SOURCE DATA -
----

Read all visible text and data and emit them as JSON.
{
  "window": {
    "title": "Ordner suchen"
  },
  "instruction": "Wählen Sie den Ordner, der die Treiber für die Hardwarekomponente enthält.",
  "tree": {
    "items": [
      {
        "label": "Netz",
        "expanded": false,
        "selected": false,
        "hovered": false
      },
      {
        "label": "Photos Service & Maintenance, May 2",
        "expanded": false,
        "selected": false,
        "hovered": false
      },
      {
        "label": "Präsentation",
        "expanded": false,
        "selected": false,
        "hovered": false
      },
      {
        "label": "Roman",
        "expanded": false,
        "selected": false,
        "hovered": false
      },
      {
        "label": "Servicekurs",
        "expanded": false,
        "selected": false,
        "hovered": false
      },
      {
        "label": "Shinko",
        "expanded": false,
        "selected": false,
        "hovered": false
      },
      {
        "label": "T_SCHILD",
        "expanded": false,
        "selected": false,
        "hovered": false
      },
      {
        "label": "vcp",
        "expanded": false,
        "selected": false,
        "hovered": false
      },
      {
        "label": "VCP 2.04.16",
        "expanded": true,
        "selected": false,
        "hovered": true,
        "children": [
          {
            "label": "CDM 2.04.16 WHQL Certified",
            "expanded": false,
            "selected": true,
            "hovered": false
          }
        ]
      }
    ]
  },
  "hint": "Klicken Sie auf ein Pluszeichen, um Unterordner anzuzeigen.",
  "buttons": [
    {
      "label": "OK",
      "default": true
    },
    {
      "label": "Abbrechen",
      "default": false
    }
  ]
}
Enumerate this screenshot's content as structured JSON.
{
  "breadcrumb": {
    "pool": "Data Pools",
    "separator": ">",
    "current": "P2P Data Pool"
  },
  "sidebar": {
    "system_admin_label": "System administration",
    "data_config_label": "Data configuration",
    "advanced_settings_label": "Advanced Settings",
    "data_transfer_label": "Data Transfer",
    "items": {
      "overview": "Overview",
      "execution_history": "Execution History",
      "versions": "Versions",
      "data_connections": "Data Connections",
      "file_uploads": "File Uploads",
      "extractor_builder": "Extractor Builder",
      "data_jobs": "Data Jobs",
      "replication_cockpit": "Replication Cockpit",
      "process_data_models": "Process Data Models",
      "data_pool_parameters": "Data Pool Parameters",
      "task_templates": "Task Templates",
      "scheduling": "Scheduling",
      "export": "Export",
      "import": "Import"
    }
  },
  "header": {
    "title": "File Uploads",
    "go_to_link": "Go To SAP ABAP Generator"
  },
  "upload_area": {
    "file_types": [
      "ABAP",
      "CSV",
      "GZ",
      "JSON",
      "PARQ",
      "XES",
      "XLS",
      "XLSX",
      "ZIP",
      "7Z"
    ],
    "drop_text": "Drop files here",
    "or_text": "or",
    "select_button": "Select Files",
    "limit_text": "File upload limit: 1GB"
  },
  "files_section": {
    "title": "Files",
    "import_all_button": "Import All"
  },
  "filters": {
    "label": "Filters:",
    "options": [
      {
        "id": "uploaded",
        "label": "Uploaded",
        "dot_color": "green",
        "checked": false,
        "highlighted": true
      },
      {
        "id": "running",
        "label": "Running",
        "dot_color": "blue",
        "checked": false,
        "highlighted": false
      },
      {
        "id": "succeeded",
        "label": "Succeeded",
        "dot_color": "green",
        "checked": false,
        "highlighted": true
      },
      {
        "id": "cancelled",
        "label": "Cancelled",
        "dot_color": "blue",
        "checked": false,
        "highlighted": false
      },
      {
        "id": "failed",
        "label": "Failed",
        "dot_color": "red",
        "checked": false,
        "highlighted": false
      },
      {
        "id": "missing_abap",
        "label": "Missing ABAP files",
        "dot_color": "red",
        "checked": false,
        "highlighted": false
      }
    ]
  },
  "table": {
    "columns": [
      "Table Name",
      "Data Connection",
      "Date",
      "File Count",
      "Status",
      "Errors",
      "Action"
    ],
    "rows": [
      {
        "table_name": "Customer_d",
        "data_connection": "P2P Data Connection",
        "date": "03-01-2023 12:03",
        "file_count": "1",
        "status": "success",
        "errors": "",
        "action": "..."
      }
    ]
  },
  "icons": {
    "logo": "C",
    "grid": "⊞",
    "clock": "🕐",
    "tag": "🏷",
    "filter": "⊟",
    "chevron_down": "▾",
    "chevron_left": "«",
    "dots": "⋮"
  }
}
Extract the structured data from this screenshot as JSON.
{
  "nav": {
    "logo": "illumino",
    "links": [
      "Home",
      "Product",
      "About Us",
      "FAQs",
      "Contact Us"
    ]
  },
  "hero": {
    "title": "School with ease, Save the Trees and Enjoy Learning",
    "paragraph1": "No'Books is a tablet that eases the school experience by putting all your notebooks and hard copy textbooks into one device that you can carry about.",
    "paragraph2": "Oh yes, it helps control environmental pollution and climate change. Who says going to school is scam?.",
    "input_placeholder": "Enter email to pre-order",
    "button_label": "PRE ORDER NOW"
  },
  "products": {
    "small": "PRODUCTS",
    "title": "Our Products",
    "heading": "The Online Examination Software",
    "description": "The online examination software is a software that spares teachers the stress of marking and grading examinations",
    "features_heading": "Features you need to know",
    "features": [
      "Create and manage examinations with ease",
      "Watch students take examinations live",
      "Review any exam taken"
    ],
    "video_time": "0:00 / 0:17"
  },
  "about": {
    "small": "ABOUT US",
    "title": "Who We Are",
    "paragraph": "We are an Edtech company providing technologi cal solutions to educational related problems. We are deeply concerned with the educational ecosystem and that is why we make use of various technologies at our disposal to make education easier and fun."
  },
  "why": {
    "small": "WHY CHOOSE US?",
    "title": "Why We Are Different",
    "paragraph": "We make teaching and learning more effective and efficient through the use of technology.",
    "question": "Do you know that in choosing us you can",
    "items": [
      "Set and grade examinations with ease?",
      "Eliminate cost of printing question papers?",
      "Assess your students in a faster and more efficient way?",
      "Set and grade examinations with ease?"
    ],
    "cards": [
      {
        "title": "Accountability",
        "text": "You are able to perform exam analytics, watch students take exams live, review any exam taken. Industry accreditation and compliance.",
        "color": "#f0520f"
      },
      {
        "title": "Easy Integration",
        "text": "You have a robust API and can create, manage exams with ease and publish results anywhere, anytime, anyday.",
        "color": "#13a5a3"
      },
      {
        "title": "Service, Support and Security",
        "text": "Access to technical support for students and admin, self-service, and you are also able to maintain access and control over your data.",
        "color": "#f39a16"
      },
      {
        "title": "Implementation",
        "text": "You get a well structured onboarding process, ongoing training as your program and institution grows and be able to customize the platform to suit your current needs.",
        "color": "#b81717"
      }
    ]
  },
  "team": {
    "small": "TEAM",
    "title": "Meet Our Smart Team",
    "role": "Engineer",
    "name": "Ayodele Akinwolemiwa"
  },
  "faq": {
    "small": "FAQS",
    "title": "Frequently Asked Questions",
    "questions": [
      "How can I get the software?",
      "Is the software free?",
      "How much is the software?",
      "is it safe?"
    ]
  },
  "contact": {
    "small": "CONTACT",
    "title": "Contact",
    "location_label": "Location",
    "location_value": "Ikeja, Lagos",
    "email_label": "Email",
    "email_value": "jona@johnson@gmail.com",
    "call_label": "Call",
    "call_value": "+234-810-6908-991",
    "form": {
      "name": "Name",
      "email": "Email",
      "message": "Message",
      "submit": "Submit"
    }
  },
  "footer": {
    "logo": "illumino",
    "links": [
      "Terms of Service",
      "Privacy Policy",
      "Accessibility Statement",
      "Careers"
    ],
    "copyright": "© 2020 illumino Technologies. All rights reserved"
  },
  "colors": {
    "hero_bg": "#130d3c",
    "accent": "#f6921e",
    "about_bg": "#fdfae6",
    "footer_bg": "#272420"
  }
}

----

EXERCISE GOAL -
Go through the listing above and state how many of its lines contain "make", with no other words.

RESPONSE -
2